YOUR INSTRUCTIONS →
Every line with the string "title" in it belongs in your answer, so copy them all from the data.

Dataset items:
========================================================================

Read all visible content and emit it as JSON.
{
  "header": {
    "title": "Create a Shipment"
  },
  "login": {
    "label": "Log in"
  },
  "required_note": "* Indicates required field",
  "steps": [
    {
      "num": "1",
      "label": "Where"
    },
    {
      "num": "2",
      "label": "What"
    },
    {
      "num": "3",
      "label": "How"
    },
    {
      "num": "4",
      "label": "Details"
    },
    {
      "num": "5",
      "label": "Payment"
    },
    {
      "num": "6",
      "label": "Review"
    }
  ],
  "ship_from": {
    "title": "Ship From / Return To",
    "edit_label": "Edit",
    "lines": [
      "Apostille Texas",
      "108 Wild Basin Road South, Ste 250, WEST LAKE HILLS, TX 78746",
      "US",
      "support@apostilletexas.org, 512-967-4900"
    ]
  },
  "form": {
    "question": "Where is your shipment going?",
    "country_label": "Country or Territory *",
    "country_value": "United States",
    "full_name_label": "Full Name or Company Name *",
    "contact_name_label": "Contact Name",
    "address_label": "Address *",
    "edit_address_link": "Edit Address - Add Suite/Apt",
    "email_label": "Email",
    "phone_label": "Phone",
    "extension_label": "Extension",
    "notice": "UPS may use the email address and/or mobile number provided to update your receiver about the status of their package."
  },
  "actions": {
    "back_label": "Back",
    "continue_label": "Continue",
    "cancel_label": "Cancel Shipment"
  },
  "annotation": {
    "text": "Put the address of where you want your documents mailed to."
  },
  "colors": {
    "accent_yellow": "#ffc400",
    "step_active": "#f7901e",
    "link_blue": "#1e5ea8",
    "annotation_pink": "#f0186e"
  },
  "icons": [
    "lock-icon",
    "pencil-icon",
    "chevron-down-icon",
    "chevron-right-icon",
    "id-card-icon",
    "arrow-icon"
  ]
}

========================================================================

EXERCISE SOLUTION →
    "title": "Create a Shipment"
    "title": "Ship From / Return To",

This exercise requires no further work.